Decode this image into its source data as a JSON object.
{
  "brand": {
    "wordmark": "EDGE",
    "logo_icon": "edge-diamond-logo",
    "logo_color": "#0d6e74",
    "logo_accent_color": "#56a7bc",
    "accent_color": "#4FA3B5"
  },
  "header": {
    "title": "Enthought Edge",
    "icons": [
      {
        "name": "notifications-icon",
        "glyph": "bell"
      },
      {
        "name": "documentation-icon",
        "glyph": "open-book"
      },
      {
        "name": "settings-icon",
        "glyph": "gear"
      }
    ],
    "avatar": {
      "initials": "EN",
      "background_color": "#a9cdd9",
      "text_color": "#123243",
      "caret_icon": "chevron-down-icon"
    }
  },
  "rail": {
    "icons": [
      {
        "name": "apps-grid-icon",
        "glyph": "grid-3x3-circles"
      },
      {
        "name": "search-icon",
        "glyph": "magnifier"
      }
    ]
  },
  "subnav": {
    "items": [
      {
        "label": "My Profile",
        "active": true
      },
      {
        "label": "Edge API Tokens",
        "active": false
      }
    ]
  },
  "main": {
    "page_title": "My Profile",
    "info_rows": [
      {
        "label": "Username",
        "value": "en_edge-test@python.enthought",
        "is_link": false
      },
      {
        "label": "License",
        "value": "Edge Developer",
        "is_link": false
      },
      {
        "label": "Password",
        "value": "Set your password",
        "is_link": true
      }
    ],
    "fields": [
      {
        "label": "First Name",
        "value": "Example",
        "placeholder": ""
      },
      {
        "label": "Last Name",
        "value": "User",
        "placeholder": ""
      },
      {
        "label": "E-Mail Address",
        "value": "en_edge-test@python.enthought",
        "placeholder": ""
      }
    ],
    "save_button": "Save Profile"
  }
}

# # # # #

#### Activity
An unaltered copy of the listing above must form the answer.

#### Response for this exercise
Decode this image into its source data as a JSON object.
{
  "brand": {
    "wordmark": "EDGE",
    "logo_icon": "edge-diamond-logo",
    "logo_color": "#0d6e74",
    "logo_accent_color": "#56a7bc",
    "accent_color": "#4FA3B5"
  },
  "header": {
    "title": "Enthought Edge",
    "icons": [
      {
        "name": "notifications-icon",
        "glyph": "bell"
      },
      {
        "name": "documentation-icon",
        "glyph": "open-book"
      },
      {
        "name": "settings-icon",
        "glyph": "gear"
      }
    ],
    "avatar": {
      "initials": "EN",
      "background_color": "#a9cdd9",
      "text_color": "#123243",
      "caret_icon": "chevron-down-icon"
    }
  },
  "rail": {
    "icons": [
      {
        "name": "apps-grid-icon",
        "glyph": "grid-3x3-circles"
      },
      {
        "name": "search-icon",
        "glyph": "magnifier"
      }
    ]
  },
  "subnav": {
    "items": [
      {
        "label": "My Profile",
        "active": true
      },
      {
        "label": "Edge API Tokens",
        "active": false
      }
    ]
  },
  "main": {
    "page_title": "My Profile",
    "info_rows": [
      {
        "label": "Username",
        "value": "en_edge-test@python.enthought",
        "is_link": false
      },
      {
        "label": "License",
        "value": "Edge Developer",
        "is_link": false
      },
      {
        "label": "Password",
        "value": "Set your password",
        "is_link": true
      }
    ],
    "fields": [
      {
        "label": "First Name",
        "value": "Example",
        "placeholder": ""
      },
      {
        "label": "Last Name",
        "value": "User",
        "placeholder": ""
      },
      {
        "label": "E-Mail Address",
        "value": "en_edge-test@python.enthought",
        "placeholder": ""
      }
    ],
    "save_button": "Save Profile"
  }
}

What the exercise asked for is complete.